REQUIREMENT:
Where does the string "accent" appear? Copy every line of the entries below that holds it.

● ● ●

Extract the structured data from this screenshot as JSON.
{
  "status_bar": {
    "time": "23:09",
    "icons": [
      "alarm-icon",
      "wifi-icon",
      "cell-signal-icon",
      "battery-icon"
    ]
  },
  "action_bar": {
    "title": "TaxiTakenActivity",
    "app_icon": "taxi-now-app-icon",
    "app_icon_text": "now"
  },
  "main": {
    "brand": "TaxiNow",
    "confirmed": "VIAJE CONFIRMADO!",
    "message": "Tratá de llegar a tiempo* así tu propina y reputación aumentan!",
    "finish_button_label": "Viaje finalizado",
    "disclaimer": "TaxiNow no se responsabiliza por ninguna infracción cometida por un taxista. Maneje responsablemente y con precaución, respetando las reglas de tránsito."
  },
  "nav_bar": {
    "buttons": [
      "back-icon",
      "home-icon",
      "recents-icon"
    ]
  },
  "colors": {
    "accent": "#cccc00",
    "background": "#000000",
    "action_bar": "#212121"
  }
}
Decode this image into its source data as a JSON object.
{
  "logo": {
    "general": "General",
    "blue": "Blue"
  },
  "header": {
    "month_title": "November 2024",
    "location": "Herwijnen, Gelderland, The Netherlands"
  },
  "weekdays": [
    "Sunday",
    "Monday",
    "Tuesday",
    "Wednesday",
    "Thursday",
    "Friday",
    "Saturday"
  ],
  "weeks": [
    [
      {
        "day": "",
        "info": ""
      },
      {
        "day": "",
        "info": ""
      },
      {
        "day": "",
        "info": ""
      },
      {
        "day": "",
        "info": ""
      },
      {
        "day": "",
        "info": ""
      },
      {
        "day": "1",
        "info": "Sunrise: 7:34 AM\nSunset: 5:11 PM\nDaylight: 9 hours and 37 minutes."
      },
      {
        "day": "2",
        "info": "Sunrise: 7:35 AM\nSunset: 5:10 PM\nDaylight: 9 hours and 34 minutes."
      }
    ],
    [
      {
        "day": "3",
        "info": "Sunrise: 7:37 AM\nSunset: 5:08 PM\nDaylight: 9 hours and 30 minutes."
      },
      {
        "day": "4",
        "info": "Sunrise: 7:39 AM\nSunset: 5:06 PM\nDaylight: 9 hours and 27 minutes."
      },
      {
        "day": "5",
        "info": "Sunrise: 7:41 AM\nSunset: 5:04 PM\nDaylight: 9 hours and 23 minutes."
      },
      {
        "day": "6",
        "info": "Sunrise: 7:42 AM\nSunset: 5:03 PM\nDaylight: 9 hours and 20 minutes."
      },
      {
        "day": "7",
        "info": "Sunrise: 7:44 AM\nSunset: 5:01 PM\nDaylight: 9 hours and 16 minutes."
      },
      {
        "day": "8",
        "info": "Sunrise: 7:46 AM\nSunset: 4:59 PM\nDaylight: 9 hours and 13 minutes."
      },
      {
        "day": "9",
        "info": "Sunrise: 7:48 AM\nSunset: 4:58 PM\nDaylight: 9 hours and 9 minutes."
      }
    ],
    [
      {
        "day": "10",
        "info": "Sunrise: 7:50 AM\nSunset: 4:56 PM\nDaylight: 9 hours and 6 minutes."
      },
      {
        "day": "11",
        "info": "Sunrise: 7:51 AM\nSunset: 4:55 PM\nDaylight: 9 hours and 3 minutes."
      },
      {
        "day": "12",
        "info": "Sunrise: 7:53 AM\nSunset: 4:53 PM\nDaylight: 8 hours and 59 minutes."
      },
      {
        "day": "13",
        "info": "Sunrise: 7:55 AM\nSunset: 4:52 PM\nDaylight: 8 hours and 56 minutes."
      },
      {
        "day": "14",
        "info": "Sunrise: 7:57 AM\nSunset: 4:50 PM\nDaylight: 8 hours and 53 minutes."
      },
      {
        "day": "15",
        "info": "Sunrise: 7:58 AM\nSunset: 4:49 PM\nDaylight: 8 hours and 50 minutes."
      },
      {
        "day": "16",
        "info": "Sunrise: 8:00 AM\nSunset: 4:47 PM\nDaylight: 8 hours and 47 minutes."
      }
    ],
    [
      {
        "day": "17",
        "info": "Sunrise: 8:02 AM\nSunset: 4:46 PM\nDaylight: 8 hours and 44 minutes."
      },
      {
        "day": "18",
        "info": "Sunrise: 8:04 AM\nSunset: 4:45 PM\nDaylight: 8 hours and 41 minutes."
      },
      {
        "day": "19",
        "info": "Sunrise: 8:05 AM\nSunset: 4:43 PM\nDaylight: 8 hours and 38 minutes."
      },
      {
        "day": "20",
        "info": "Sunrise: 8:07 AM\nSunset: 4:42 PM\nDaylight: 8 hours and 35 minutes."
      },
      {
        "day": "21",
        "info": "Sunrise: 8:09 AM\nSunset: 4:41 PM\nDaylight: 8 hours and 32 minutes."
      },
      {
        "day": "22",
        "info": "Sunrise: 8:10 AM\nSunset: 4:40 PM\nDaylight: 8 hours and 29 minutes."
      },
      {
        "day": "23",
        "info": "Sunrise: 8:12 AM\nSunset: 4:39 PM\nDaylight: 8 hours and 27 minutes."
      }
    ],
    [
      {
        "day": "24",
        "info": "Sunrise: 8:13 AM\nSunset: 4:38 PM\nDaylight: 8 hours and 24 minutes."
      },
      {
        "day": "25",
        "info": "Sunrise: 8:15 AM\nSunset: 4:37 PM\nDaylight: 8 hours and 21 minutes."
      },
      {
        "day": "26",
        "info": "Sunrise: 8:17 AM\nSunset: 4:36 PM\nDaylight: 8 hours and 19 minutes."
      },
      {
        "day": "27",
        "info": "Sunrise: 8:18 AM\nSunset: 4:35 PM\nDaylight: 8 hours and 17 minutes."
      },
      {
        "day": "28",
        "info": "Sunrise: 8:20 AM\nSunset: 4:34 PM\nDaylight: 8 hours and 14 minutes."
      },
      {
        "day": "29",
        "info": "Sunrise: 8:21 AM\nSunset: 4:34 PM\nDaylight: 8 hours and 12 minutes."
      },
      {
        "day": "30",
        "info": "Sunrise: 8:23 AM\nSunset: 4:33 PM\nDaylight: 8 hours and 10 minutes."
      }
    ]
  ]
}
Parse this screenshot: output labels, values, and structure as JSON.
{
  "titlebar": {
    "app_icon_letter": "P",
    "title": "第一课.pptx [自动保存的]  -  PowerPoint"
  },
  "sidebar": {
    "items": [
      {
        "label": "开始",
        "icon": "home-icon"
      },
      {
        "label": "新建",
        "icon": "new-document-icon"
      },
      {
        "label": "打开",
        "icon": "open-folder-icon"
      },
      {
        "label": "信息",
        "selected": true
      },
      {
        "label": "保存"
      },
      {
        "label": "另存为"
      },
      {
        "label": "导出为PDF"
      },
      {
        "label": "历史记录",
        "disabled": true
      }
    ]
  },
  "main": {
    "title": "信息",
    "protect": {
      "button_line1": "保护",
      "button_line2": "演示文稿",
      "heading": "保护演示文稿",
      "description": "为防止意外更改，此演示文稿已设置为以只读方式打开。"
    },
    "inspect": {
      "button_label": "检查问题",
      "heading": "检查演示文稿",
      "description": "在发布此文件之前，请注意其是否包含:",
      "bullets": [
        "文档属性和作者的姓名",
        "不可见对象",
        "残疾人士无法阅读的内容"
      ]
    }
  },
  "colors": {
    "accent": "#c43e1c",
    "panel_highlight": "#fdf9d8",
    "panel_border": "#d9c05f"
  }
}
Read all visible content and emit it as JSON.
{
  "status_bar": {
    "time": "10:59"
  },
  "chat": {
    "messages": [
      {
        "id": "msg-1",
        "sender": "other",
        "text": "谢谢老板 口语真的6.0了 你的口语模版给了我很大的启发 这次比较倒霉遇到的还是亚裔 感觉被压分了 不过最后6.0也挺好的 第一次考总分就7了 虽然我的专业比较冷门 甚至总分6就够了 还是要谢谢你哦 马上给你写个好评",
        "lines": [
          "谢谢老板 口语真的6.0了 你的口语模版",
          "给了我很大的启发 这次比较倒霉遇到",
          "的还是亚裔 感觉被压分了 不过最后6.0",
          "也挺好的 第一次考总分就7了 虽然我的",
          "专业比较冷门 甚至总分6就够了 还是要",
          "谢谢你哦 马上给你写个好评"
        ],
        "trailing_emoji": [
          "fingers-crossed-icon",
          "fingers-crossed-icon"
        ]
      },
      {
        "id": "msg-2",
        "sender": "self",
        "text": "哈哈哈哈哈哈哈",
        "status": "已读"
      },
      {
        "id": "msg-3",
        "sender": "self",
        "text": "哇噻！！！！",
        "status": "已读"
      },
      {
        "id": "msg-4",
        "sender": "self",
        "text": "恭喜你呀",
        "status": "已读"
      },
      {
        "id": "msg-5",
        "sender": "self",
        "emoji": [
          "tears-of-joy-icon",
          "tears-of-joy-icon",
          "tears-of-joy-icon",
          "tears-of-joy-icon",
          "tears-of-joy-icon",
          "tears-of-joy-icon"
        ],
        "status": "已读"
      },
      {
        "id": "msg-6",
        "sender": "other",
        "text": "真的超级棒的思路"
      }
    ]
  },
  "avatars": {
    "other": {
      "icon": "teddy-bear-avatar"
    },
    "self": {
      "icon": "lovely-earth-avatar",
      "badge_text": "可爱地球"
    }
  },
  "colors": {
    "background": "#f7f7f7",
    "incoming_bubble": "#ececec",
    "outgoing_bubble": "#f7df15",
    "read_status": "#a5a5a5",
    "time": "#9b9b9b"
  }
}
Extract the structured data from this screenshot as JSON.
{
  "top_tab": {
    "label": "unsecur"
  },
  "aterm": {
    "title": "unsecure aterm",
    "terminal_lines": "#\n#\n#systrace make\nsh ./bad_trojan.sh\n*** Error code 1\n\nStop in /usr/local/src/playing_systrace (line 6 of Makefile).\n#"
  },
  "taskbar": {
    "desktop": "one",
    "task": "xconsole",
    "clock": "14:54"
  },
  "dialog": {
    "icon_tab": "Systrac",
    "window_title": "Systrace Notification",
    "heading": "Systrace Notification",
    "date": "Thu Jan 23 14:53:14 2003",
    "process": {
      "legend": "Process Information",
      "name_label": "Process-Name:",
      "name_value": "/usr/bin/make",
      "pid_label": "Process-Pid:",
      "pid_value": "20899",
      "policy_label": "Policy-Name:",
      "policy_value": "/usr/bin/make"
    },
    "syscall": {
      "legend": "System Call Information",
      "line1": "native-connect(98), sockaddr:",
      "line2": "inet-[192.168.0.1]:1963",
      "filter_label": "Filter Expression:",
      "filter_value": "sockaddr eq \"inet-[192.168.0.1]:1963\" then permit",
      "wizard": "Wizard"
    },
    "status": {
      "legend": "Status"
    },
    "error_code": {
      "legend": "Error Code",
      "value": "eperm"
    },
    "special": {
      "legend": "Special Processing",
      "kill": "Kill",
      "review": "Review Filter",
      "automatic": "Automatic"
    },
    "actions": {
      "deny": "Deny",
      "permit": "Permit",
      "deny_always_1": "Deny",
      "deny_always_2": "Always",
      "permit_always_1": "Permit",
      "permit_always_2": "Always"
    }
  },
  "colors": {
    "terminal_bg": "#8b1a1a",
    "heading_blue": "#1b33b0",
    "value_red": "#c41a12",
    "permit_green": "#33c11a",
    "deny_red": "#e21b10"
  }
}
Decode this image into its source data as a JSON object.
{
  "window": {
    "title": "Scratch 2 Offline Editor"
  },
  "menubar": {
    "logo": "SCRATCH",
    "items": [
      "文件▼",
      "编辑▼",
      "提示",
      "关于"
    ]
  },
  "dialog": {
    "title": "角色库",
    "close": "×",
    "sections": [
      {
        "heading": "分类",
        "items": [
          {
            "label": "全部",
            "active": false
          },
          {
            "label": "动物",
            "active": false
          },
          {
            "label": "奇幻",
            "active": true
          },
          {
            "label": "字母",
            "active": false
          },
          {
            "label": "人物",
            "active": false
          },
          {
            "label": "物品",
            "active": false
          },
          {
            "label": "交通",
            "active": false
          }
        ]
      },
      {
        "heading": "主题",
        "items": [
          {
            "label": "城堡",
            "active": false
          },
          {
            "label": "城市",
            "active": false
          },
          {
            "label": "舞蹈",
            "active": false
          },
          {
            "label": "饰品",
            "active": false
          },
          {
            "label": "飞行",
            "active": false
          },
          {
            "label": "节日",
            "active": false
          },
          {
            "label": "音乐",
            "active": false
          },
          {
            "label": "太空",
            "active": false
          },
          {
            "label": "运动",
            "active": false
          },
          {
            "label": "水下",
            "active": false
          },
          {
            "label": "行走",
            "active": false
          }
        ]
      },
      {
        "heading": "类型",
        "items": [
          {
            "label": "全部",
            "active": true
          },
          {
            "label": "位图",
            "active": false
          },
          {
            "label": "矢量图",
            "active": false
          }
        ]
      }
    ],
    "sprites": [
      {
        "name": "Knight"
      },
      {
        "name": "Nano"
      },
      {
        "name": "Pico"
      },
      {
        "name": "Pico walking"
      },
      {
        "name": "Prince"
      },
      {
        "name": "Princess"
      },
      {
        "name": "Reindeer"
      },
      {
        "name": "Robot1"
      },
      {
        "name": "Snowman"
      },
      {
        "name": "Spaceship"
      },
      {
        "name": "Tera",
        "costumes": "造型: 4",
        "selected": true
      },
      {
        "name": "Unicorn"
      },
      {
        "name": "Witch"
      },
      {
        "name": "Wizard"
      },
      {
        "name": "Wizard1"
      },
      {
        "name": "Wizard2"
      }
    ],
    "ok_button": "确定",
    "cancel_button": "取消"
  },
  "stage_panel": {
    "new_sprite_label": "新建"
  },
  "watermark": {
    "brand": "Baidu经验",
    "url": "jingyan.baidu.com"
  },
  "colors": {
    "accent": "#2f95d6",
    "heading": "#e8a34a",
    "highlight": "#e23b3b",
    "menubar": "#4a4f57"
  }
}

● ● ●

SOLUTION:
    "accent": "#cccc00",
    "accent": "#c43e1c",
    "accent": "#2f95d6",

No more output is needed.